## TASK
Find all lines with the word "defaults" in the material, then copy them.

## RECORDS TO USE
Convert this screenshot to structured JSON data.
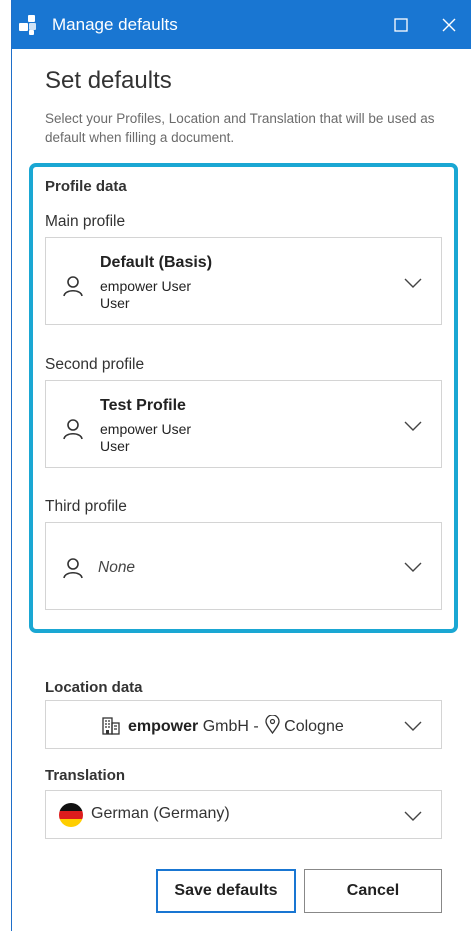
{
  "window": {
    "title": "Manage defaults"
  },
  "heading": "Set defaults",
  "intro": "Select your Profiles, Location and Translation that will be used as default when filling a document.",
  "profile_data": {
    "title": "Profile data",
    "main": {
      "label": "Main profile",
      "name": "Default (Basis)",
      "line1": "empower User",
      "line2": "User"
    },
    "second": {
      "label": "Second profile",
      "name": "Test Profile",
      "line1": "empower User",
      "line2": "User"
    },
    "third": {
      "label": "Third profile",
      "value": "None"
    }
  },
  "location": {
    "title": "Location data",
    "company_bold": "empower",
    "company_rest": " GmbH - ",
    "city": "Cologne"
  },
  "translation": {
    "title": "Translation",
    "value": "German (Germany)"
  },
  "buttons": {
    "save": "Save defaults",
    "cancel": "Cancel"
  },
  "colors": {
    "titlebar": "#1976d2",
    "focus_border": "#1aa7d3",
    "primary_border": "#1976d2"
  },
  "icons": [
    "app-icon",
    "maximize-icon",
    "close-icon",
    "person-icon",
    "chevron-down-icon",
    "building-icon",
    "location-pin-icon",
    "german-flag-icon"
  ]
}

## EXERCISE SOLUTION
    "title": "Manage defaults"
  "heading": "Set defaults",
    "save": "Save defaults",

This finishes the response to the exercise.